This week Intel found themselves on the wrong end of the controversy stick as a bug, flaw, or whatever you’d like to call it, appeared on Intel computers. What they suggest is that they are not the only company whose products are “susceptible to these exploits.” Intel made clear several times in a comment to the press that they were not the only hardware manufacturers that are part of this mess.
“Intel and other technology companies have been made aware of new security research describing software analysis methods that, when used for malicious purposes, have the potential to improperly gather sensitive data from computing devices that are operating as designed, said Intel. “Intel believes these exploits do not have the potential to corrupt, modify or delete data.”
Much as we suggested earlier today, the problem isn’t something to get too bent out of shape about. For the everyday user, the problem isn’t much of a problem at all. They also suggest that the fix for the problem won’t be extremely significant. Intel wrote today that “any performance impacts are workload-dependent, and, for the average computer user, should not be significant and will be mitigated over time.”

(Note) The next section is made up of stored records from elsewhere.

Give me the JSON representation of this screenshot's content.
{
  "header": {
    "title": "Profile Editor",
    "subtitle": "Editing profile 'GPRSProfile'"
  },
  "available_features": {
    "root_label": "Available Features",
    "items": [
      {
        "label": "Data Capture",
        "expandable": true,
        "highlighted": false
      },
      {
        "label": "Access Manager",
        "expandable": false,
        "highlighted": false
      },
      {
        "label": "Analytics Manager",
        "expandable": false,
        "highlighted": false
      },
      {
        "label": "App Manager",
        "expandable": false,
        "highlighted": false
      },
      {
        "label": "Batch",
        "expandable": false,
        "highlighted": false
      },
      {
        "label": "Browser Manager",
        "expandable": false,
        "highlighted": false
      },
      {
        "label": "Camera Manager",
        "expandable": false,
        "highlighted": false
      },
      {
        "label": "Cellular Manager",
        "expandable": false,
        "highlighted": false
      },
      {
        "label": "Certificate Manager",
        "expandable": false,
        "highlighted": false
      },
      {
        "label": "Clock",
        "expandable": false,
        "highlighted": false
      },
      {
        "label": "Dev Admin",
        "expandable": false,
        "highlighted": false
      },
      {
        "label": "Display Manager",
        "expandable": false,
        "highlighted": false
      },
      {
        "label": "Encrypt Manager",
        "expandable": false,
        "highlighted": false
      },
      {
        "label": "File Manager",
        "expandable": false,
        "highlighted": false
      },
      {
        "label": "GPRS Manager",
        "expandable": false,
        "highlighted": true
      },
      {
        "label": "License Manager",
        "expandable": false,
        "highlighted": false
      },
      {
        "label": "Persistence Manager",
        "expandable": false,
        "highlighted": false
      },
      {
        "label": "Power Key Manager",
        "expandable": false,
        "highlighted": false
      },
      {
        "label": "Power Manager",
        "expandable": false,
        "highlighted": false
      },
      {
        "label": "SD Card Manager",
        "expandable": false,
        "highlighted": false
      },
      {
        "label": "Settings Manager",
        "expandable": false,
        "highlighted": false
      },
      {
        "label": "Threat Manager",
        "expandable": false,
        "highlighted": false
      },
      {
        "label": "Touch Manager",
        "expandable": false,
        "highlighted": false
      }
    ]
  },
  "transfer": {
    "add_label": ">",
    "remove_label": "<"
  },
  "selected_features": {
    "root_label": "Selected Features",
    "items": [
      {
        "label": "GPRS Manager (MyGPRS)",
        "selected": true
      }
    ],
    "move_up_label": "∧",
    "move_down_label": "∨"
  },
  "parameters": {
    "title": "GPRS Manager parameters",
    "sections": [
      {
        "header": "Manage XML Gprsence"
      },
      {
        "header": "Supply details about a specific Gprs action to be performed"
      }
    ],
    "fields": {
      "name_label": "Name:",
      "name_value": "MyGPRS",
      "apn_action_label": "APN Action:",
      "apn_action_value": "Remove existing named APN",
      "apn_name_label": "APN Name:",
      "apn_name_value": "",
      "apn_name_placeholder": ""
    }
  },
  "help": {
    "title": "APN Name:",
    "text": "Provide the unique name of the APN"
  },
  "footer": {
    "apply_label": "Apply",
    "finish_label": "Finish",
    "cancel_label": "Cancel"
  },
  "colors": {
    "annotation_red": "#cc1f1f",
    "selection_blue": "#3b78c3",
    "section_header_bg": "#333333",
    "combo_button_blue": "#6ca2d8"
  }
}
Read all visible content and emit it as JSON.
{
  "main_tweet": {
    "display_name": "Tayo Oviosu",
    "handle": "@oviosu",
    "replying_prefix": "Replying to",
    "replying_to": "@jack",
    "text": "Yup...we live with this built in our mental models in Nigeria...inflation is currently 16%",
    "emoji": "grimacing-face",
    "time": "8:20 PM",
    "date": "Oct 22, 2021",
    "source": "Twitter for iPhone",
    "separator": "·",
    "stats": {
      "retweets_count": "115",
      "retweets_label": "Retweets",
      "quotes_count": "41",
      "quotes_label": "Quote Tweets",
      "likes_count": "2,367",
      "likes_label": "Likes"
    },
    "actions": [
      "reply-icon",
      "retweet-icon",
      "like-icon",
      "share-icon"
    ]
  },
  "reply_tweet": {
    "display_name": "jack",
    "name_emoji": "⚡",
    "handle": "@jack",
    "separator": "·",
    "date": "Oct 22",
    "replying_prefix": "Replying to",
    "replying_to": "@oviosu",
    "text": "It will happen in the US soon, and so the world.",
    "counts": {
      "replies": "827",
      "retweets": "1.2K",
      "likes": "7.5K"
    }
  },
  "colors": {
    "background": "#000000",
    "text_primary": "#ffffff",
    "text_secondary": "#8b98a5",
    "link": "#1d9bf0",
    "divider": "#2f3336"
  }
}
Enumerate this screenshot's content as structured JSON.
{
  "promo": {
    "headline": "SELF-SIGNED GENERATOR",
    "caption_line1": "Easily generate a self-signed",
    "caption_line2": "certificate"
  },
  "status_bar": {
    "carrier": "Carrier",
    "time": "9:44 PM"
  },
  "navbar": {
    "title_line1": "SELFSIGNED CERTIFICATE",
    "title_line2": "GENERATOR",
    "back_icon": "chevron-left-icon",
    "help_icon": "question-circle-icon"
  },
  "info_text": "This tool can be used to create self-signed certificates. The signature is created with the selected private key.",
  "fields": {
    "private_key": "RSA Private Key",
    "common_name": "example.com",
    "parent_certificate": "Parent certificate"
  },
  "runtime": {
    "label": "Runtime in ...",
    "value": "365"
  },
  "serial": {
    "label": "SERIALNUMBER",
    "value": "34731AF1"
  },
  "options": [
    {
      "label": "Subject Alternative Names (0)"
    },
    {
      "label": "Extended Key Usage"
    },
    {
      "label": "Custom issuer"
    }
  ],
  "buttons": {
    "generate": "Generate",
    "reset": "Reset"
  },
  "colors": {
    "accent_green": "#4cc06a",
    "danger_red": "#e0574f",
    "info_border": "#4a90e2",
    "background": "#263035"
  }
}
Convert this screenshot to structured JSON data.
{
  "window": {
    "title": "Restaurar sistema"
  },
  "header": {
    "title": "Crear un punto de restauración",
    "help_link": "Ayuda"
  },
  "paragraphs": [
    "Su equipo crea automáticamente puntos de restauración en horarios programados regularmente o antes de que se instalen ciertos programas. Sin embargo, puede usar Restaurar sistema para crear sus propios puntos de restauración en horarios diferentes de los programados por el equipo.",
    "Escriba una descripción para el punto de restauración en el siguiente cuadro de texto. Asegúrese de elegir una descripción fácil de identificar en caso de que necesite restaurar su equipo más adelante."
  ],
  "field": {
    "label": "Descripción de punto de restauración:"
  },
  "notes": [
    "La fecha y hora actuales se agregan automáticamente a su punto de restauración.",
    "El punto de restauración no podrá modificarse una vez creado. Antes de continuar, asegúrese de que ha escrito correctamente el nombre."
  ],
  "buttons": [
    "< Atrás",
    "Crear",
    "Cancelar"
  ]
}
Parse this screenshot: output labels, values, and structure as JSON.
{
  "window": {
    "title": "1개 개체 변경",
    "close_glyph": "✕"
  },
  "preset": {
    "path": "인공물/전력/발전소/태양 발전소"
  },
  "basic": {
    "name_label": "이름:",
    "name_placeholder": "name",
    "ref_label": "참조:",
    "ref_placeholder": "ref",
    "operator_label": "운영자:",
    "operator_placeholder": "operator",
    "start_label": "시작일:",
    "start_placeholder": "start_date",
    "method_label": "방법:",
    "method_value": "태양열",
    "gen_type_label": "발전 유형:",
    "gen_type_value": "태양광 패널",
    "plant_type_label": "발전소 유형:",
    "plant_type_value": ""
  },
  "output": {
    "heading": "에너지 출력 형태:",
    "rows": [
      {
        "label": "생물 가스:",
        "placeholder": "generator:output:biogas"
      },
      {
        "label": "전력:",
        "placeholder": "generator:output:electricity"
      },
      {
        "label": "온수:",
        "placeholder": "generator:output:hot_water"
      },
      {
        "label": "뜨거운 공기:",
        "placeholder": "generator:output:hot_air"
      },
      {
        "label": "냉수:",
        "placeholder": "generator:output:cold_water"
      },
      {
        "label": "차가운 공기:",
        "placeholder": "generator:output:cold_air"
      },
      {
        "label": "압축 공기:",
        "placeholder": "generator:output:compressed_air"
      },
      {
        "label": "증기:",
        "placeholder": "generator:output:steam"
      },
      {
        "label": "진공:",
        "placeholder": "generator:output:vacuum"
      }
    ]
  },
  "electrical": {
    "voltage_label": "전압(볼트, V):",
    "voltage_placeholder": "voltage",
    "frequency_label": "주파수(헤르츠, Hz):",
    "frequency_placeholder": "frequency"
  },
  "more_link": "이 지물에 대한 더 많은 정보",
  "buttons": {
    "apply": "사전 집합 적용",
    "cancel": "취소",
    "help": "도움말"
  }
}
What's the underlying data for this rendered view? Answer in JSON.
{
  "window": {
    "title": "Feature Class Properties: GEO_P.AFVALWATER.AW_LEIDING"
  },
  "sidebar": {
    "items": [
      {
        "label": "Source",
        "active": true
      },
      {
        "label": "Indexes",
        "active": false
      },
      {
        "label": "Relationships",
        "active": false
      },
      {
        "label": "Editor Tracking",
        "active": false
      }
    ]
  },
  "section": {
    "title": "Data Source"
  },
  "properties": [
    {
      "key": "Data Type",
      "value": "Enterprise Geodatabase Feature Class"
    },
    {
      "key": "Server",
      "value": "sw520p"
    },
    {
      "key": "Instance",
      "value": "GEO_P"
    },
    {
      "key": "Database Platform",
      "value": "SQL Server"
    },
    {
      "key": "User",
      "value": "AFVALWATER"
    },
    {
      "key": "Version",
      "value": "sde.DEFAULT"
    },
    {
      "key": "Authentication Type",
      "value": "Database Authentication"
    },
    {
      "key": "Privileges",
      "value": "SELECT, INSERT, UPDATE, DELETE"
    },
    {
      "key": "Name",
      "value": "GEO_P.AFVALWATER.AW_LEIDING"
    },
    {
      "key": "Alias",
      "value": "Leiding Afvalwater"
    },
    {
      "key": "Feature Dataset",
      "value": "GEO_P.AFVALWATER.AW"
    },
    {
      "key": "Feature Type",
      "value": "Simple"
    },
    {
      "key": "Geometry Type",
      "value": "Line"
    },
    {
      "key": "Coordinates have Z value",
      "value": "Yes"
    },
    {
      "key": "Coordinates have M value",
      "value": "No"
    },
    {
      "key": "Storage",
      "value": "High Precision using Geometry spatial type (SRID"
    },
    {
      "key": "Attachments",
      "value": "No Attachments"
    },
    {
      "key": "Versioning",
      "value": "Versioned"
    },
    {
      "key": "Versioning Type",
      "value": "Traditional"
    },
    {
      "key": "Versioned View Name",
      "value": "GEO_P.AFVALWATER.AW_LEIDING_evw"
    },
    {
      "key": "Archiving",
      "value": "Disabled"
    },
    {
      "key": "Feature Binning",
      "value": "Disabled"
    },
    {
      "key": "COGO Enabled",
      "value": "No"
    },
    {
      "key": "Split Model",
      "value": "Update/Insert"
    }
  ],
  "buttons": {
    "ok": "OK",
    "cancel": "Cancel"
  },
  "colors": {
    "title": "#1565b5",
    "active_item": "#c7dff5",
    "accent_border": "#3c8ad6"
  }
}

“Intel is committed to product and customer security and is working closely with many other technology companies, including AMD, ARM Holdings and several operating system vendors, to develop an industry-wide approach to resolve this issue promptly and constructively,” said Intel. “Intel has begun providing software and firmware updates to mitigate these exploits.”
Intel suggested in their note this afternoon that users should update their computers as soon as any updates are available. That goes for you – the reader of this article – no matter what kind of computer you’ve got. Update your OS, update your software, for your own safety. Or don’t, but don’t say I didn’t say you should’ve!
UPDATE with ARM Statement: ARM confirmed that Cortex-A processors are affected by this situation, but that others aren’t so much. “This method requires malware running locally and could result in data being accessed from privileged memory,” ARM said in a statement VIA Axios. “Our Cortex-M processors, which are pervasive in low-power, connected IoT devices, are not impacted.”
UPDATE with AMD Statement:
“To be clear, the security research team identified three variants [of this attack] targeting speculative execution,” said AMD in a statement today. “The threat and the response to the three different variants differ by microprocessor company, and AMD is not susceptible to all three variants.”
“Due to the differences in AMD’s architecture, we believe there is a near zero risk to AMD processors at this time,” said AMD. “We expect the security research to be published later today and will provide further updates at that time.”
See more information about this situation in our article Key details of the huge x86 chip problem. We’ll be updating that post as more information is discovered and uncovered as such.
UPDATE 3: In a press call this afternoon, Intel suggested that the average user will see somewhere between a 0 and 2% processing speed decrease with the first fix. Basically non-existent and non-relevant – unless of course your processing power matters down to the single-digit, and it very well might.
UPDATE 4: Google seems to have been part of the research that discovered this flaw. They suggested today that they discovered the potential for the situation all the way back a year ago! Google also mentioned in their release that this information was originally set to be released on the 9th of January, 2017, in a coordinated fashion with other affected companies. Google has a list of affected products
See MeltdownAttack.com for more information (from the bug seekers themselves.)